Problem requirements -> Return all entries below exactly. Skip nothing.

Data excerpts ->

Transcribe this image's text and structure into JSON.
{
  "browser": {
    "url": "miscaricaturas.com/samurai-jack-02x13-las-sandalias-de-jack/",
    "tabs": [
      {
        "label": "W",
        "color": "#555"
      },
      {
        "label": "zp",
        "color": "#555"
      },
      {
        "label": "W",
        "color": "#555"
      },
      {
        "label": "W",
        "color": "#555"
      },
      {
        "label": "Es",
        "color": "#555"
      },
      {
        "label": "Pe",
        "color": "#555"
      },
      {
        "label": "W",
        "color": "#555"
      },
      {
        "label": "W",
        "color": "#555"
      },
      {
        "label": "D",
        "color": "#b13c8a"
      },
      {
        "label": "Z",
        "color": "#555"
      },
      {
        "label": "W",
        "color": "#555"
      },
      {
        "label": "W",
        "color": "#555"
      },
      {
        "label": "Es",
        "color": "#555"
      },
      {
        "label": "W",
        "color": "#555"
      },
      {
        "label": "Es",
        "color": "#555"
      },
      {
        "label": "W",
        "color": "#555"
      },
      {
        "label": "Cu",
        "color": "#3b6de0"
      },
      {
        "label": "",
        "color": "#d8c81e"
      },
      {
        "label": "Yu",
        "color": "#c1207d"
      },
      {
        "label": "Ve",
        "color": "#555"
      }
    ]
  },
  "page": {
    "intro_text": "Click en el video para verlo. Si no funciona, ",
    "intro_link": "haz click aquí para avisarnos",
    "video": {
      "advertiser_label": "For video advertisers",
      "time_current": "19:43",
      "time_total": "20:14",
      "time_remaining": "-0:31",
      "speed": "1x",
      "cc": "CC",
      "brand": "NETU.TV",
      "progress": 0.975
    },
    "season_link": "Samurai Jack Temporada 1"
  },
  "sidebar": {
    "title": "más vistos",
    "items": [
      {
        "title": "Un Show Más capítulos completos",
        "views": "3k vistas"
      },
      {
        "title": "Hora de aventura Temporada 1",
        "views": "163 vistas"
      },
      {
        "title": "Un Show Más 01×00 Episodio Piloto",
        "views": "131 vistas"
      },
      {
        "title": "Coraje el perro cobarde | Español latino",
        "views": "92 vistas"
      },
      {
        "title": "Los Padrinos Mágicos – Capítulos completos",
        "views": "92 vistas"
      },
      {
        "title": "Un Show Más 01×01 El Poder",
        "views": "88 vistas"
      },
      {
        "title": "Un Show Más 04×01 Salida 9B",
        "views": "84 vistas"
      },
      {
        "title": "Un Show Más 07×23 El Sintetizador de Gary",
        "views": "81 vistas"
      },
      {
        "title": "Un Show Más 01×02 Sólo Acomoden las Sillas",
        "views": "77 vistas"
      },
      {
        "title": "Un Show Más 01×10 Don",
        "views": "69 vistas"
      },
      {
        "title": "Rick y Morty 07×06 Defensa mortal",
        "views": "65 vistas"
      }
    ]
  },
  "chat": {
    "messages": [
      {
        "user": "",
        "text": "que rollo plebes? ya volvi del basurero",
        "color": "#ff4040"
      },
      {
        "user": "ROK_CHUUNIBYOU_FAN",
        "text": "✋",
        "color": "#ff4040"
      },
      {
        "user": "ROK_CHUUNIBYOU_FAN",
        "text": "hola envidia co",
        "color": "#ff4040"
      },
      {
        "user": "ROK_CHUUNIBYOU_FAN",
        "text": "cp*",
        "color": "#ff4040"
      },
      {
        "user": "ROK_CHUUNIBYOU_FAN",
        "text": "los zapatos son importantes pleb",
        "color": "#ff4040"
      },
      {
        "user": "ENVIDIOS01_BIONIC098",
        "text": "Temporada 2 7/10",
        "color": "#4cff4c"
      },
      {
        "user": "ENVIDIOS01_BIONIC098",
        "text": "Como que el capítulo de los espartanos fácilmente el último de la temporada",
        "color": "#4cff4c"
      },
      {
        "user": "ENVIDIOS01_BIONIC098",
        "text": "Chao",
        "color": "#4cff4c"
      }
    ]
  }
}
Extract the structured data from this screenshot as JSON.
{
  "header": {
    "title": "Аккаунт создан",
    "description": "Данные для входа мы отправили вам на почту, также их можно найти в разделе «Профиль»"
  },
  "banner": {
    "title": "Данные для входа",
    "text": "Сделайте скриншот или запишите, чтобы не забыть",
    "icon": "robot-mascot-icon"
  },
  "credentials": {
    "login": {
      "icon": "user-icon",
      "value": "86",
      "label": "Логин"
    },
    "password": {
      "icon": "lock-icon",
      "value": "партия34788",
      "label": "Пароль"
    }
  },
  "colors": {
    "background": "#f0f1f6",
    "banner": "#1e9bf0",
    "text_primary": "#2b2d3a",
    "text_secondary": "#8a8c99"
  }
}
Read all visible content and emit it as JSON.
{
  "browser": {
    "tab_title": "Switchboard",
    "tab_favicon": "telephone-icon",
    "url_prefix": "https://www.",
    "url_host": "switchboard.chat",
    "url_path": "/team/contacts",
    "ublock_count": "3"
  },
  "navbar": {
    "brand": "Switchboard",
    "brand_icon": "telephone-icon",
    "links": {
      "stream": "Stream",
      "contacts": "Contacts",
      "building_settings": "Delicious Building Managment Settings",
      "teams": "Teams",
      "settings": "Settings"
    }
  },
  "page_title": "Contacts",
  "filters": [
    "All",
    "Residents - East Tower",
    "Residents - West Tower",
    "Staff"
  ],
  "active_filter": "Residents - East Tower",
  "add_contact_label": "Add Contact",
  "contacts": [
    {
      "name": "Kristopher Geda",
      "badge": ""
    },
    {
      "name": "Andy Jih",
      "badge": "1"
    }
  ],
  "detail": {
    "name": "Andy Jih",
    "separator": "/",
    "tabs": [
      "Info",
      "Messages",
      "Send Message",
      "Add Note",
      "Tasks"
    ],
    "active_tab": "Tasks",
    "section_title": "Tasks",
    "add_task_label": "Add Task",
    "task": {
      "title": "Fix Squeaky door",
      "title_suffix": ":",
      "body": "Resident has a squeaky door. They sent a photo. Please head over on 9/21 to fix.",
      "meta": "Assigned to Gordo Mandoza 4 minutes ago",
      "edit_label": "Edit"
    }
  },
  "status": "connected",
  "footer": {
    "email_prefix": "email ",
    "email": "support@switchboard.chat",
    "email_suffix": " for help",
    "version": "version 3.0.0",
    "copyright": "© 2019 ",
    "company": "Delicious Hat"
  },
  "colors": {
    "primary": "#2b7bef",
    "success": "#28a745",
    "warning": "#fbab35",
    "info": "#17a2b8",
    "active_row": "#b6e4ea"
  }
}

Problem solution ->
Transcribe this image's text and structure into JSON.
{
  "browser": {
    "url": "miscaricaturas.com/samurai-jack-02x13-las-sandalias-de-jack/",
    "tabs": [
      {
        "label": "W",
        "color": "#555"
      },
      {
        "label": "zp",
        "color": "#555"
      },
      {
        "label": "W",
        "color": "#555"
      },
      {
        "label": "W",
        "color": "#555"
      },
      {
        "label": "Es",
        "color": "#555"
      },
      {
        "label": "Pe",
        "color": "#555"
      },
      {
        "label": "W",
        "color": "#555"
      },
      {
        "label": "W",
        "color": "#555"
      },
      {
        "label": "D",
        "color": "#b13c8a"
      },
      {
        "label": "Z",
        "color": "#555"
      },
      {
        "label": "W",
        "color": "#555"
      },
      {
        "label": "W",
        "color": "#555"
      },
      {
        "label": "Es",
        "color": "#555"
      },
      {
        "label": "W",
        "color": "#555"
      },
      {
        "label": "Es",
        "color": "#555"
      },
      {
        "label": "W",
        "color": "#555"
      },
      {
        "label": "Cu",
        "color": "#3b6de0"
      },
      {
        "label": "",
        "color": "#d8c81e"
      },
      {
        "label": "Yu",
        "color": "#c1207d"
      },
      {
        "label": "Ve",
        "color": "#555"
      }
    ]
  },
  "page": {
    "intro_text": "Click en el video para verlo. Si no funciona, ",
    "intro_link": "haz click aquí para avisarnos",
    "video": {
      "advertiser_label": "For video advertisers",
      "time_current": "19:43",
      "time_total": "20:14",
      "time_remaining": "-0:31",
      "speed": "1x",
      "cc": "CC",
      "brand": "NETU.TV",
      "progress": 0.975
    },
    "season_link": "Samurai Jack Temporada 1"
  },
  "sidebar": {
    "title": "más vistos",
    "items": [
      {
        "title": "Un Show Más capítulos completos",
        "views": "3k vistas"
      },
      {
        "title": "Hora de aventura Temporada 1",
        "views": "163 vistas"
      },
      {
        "title": "Un Show Más 01×00 Episodio Piloto",
        "views": "131 vistas"
      },
      {
        "title": "Coraje el perro cobarde | Español latino",
        "views": "92 vistas"
      },
      {
        "title": "Los Padrinos Mágicos – Capítulos completos",
        "views": "92 vistas"
      },
      {
        "title": "Un Show Más 01×01 El Poder",
        "views": "88 vistas"
      },
      {
        "title": "Un Show Más 04×01 Salida 9B",
        "views": "84 vistas"
      },
      {
        "title": "Un Show Más 07×23 El Sintetizador de Gary",
        "views": "81 vistas"
      },
      {
        "title": "Un Show Más 01×02 Sólo Acomoden las Sillas",
        "views": "77 vistas"
      },
      {
        "title": "Un Show Más 01×10 Don",
        "views": "69 vistas"
      },
      {
        "title": "Rick y Morty 07×06 Defensa mortal",
        "views": "65 vistas"
      }
    ]
  },
  "chat": {
    "messages": [
      {
        "user": "",
        "text": "que rollo plebes? ya volvi del basurero",
        "color": "#ff4040"
      },
      {
        "user": "ROK_CHUUNIBYOU_FAN",
        "text": "✋",
        "color": "#ff4040"
      },
      {
        "user": "ROK_CHUUNIBYOU_FAN",
        "text": "hola envidia co",
        "color": "#ff4040"
      },
      {
        "user": "ROK_CHUUNIBYOU_FAN",
        "text": "cp*",
        "color": "#ff4040"
      },
      {
        "user": "ROK_CHUUNIBYOU_FAN",
        "text": "los zapatos son importantes pleb",
        "color": "#ff4040"
      },
      {
        "user": "ENVIDIOS01_BIONIC098",
        "text": "Temporada 2 7/10",
        "color": "#4cff4c"
      },
      {
        "user": "ENVIDIOS01_BIONIC098",
        "text": "Como que el capítulo de los espartanos fácilmente el último de la temporada",
        "color": "#4cff4c"
      },
      {
        "user": "ENVIDIOS01_BIONIC098",
        "text": "Chao",
        "color": "#4cff4c"
      }
    ]
  }
}
Extract the structured data from this screenshot as JSON.
{
  "header": {
    "title": "Аккаунт создан",
    "description": "Данные для входа мы отправили вам на почту, также их можно найти в разделе «Профиль»"
  },
  "banner": {
    "title": "Данные для входа",
    "text": "Сделайте скриншот или запишите, чтобы не забыть",
    "icon": "robot-mascot-icon"
  },
  "credentials": {
    "login": {
      "icon": "user-icon",
      "value": "86",
      "label": "Логин"
    },
    "password": {
      "icon": "lock-icon",
      "value": "партия34788",
      "label": "Пароль"
    }
  },
  "colors": {
    "background": "#f0f1f6",
    "banner": "#1e9bf0",
    "text_primary": "#2b2d3a",
    "text_secondary": "#8a8c99"
  }
}
Read all visible content and emit it as JSON.
{
  "browser": {
    "tab_title": "Switchboard",
    "tab_favicon": "telephone-icon",
    "url_prefix": "https://www.",
    "url_host": "switchboard.chat",
    "url_path": "/team/contacts",
    "ublock_count": "3"
  },
  "navbar": {
    "brand": "Switchboard",
    "brand_icon": "telephone-icon",
    "links": {
      "stream": "Stream",
      "contacts": "Contacts",
      "building_settings": "Delicious Building Managment Settings",
      "teams": "Teams",
      "settings": "Settings"
    }
  },
  "page_title": "Contacts",
  "filters": [
    "All",
    "Residents - East Tower",
    "Residents - West Tower",
    "Staff"
  ],
  "active_filter": "Residents - East Tower",
  "add_contact_label": "Add Contact",
  "contacts": [
    {
      "name": "Kristopher Geda",
      "badge": ""
    },
    {
      "name": "Andy Jih",
      "badge": "1"
    }
  ],
  "detail": {
    "name": "Andy Jih",
    "separator": "/",
    "tabs": [
      "Info",
      "Messages",
      "Send Message",
      "Add Note",
      "Tasks"
    ],
    "active_tab": "Tasks",
    "section_title": "Tasks",
    "add_task_label": "Add Task",
    "task": {
      "title": "Fix Squeaky door",
      "title_suffix": ":",
      "body": "Resident has a squeaky door. They sent a photo. Please head over on 9/21 to fix.",
      "meta": "Assigned to Gordo Mandoza 4 minutes ago",
      "edit_label": "Edit"
    }
  },
  "status": "connected",
  "footer": {
    "email_prefix": "email ",
    "email": "support@switchboard.chat",
    "email_suffix": " for help",
    "version": "version 3.0.0",
    "copyright": "© 2019 ",
    "company": "Delicious Hat"
  },
  "colors": {
    "primary": "#2b7bef",
    "success": "#28a745",
    "warning": "#fbab35",
    "info": "#17a2b8",
    "active_row": "#b6e4ea"
  }
}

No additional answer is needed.